"We didn't put the full-court press on DeAndre staying," Hanauer said. "We weighed all the different factors, the benefits to our club, what DeAndre wanted, what the market was telling us out there in terms of the size of the transfer fee and ultimately made the decision based on that group of factors. We thought it was ultimately a good decision for our club, although a difficult one."
Yedlin made his international debut this year and impressed when he came in for injured right back Fabian Johnson in the second-round loss to Belgium. He was immediately linked with clubs throughout Europe and Hanauer said there were a number of serious offers.
But Tottenham eventually became his destination. The 21-year-old was the first MLS homegrown player to appear in the World Cup and has been an MLS all-star selection each of his first two years in the league. The first inkling of Tottenham's interest came in July when the Spurs were in Seattle for an exhibition with the Sounders as part of their preseason North American tour.
Yedlin could join Seattle teammate Clint Dempsey and goalkeepers Kasey Keller and Brad Friedel as Americans who have played for Tottenham. However, he may not be eligible for a British work permit. The rules of the British Home Office state a player must have appeared in 75 percent of his nation's competitive international matches over the previous two years, and American forward Juan Agudelo was turned down when Stoke applied for a permit last year.

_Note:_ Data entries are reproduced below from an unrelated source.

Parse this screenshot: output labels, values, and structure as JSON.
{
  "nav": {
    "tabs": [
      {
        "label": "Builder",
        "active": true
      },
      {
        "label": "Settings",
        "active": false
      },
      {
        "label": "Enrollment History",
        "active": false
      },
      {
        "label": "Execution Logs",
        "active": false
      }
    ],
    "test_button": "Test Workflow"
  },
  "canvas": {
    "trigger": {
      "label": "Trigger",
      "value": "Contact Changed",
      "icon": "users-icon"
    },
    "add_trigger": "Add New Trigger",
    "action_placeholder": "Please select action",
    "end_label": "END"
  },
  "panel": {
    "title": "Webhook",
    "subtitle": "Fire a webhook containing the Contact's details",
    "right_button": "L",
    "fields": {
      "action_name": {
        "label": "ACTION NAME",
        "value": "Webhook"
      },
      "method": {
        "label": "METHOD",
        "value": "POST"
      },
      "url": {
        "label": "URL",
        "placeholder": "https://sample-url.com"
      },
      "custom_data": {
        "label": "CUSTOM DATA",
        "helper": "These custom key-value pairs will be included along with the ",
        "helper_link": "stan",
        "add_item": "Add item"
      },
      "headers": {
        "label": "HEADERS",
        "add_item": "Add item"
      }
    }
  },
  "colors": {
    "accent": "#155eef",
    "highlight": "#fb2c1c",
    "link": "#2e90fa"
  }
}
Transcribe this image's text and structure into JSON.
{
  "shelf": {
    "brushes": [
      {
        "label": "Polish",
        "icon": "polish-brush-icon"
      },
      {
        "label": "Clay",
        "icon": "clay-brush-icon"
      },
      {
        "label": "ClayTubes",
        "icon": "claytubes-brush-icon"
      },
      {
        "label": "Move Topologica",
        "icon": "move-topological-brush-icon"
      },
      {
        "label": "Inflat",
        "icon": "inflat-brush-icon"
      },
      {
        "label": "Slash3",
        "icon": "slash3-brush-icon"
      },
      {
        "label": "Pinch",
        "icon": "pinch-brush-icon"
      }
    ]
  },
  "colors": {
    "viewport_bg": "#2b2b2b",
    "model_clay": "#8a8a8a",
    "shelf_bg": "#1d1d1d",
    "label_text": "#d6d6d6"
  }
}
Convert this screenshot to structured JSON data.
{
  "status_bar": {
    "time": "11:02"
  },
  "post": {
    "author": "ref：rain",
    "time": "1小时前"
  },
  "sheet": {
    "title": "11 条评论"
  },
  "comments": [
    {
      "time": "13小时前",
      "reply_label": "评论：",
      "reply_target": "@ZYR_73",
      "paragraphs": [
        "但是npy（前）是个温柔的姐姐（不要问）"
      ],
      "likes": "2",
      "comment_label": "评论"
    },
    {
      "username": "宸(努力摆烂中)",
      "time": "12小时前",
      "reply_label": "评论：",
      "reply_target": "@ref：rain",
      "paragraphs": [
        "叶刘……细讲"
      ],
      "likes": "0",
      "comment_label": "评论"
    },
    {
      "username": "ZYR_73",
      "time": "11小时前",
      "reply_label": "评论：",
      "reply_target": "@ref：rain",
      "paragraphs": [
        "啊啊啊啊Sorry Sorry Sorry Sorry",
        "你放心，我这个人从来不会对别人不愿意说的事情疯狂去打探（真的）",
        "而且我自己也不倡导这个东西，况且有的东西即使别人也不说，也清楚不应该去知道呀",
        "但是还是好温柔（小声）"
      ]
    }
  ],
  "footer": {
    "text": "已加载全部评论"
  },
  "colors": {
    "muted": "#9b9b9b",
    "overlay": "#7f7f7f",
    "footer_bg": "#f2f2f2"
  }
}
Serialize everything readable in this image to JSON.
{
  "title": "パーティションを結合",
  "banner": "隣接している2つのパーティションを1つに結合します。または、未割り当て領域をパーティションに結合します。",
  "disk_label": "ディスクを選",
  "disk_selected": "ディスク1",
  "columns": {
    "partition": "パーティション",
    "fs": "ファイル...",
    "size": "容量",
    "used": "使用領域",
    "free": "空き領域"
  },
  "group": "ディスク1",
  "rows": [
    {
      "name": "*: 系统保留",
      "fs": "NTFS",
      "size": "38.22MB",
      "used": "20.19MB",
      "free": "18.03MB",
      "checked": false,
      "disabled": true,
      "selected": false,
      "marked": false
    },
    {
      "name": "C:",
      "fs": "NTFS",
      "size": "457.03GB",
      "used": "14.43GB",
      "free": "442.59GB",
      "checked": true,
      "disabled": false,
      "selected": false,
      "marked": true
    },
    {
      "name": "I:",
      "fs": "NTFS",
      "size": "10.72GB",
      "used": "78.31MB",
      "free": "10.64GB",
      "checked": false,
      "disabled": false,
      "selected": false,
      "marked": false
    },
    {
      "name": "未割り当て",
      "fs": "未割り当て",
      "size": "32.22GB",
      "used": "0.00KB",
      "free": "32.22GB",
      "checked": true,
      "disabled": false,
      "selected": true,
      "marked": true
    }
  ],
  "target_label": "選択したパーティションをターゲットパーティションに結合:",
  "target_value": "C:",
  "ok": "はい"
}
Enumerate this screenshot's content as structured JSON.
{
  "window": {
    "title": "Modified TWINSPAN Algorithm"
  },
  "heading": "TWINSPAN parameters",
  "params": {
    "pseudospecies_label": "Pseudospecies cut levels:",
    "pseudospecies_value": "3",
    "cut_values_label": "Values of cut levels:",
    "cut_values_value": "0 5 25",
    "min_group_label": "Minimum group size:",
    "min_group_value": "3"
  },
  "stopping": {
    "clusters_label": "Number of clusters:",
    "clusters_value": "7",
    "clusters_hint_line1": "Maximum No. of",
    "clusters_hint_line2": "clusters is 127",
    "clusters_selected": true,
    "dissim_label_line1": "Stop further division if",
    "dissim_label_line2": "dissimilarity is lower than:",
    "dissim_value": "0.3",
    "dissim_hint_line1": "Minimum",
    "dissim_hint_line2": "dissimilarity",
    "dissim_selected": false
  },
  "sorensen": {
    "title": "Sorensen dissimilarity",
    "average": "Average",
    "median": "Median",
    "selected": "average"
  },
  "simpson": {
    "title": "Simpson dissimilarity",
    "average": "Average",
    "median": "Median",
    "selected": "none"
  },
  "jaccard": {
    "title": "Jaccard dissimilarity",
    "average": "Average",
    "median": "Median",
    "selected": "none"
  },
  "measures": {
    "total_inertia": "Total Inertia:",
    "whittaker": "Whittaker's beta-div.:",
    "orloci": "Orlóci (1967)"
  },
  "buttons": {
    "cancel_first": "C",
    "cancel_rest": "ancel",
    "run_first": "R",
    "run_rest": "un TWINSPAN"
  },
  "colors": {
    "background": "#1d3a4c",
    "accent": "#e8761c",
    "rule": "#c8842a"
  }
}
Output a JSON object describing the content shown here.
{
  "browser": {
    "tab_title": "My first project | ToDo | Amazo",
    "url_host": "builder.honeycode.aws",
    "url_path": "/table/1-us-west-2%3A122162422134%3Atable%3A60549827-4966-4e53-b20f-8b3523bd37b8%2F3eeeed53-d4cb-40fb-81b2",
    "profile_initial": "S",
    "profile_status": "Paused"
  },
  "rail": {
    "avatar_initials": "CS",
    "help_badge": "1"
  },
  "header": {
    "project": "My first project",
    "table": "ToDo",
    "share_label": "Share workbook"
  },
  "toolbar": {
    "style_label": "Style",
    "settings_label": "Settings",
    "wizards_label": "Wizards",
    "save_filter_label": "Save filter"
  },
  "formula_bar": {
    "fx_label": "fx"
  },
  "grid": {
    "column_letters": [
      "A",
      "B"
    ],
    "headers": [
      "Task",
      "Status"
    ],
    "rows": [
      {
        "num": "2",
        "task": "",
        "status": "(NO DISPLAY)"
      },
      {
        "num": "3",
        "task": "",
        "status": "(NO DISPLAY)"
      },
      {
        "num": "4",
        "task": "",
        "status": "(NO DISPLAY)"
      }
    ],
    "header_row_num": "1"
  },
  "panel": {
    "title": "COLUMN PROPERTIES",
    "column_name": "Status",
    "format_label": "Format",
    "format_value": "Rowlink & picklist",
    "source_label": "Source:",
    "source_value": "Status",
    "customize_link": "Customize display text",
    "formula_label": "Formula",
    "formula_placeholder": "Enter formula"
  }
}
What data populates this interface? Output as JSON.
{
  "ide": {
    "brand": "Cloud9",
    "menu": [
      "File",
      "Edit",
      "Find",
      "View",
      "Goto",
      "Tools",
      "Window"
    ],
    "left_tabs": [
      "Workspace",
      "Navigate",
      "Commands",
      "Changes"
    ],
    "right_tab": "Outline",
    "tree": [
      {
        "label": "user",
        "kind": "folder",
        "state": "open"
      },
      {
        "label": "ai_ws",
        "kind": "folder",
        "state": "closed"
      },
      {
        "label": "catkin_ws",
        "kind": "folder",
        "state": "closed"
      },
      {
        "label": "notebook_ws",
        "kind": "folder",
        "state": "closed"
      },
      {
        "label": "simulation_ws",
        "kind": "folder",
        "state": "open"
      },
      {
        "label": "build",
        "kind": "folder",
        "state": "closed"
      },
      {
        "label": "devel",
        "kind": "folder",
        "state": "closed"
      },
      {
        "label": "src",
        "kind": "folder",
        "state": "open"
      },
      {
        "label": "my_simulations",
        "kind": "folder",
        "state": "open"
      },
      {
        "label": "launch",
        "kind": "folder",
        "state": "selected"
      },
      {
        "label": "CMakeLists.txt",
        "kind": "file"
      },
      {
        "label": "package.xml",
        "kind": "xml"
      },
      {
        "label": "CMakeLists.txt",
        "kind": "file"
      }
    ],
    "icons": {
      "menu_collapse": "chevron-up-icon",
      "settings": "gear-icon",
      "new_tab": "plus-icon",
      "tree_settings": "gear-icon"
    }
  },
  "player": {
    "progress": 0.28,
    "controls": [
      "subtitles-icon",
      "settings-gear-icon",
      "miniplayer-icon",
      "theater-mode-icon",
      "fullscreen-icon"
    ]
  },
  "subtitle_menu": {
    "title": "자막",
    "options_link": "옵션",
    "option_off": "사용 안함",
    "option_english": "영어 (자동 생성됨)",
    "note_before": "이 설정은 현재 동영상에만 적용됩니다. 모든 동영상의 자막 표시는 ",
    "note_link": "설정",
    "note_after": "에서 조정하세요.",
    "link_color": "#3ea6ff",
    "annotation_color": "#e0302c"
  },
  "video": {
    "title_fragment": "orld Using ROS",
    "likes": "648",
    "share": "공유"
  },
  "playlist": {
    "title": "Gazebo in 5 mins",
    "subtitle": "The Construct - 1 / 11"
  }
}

"DeAndre clearly wanted this transaction to occur as well and we want to do right by our players as well as our club," Hanauer said.